**SOURCE MATERIAL:**
____

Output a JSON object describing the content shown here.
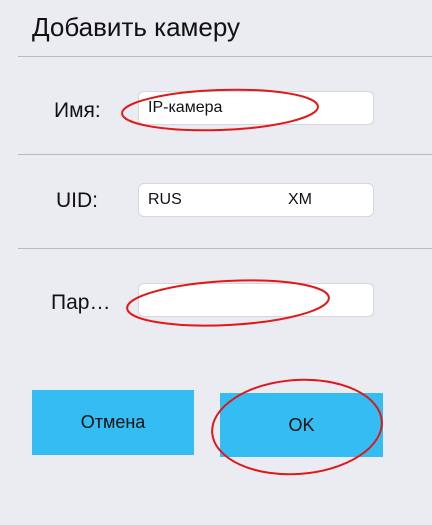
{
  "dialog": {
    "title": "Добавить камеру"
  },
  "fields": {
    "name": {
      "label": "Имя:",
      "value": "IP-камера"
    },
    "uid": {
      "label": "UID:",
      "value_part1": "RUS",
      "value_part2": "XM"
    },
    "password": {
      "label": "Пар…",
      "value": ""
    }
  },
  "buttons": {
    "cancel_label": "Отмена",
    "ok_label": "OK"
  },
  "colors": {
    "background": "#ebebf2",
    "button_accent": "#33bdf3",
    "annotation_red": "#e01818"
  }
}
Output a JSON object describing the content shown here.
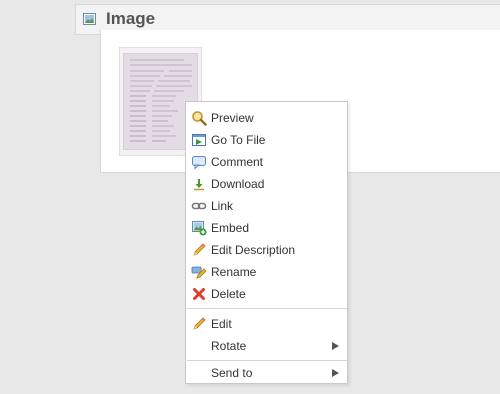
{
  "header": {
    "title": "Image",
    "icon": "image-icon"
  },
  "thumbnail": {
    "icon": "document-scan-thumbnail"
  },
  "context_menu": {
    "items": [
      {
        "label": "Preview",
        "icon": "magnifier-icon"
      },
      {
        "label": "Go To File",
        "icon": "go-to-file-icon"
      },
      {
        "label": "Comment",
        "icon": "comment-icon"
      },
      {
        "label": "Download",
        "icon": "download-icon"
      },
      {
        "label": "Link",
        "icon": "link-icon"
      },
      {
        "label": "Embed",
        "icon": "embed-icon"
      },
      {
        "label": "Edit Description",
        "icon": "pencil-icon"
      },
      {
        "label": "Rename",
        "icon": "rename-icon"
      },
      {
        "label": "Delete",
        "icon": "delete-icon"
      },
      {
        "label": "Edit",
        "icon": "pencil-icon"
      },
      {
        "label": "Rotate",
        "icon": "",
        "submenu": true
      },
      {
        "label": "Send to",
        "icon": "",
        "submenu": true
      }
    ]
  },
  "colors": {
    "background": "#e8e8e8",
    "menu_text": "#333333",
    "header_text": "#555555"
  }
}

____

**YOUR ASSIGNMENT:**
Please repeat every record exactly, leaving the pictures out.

**REPLY:**
Output a JSON object describing the content shown here.
{
  "dialog": {
    "title": "Добавить камеру"
  },
  "fields": {
    "name": {
      "label": "Имя:",
      "value": "IP-камера"
    },
    "uid": {
      "label": "UID:",
      "value_part1": "RUS",
      "value_part2": "XM"
    },
    "password": {
      "label": "Пар…",
      "value": ""
    }
  },
  "buttons": {
    "cancel_label": "Отмена",
    "ok_label": "OK"
  },
  "colors": {
    "background": "#ebebf2",
    "button_accent": "#33bdf3",
    "annotation_red": "#e01818"
  }
}
Output a JSON object describing the content shown here.
{
  "header": {
    "title": "Image",
    "icon": "image-icon"
  },
  "thumbnail": {
    "icon": "document-scan-thumbnail"
  },
  "context_menu": {
    "items": [
      {
        "label": "Preview",
        "icon": "magnifier-icon"
      },
      {
        "label": "Go To File",
        "icon": "go-to-file-icon"
      },
      {
        "label": "Comment",
        "icon": "comment-icon"
      },
      {
        "label": "Download",
        "icon": "download-icon"
      },
      {
        "label": "Link",
        "icon": "link-icon"
      },
      {
        "label": "Embed",
        "icon": "embed-icon"
      },
      {
        "label": "Edit Description",
        "icon": "pencil-icon"
      },
      {
        "label": "Rename",
        "icon": "rename-icon"
      },
      {
        "label": "Delete",
        "icon": "delete-icon"
      },
      {
        "label": "Edit",
        "icon": "pencil-icon"
      },
      {
        "label": "Rotate",
        "icon": "",
        "submenu": true
      },
      {
        "label": "Send to",
        "icon": "",
        "submenu": true
      }
    ]
  },
  "colors": {
    "background": "#e8e8e8",
    "menu_text": "#333333",
    "header_text": "#555555"
  }
}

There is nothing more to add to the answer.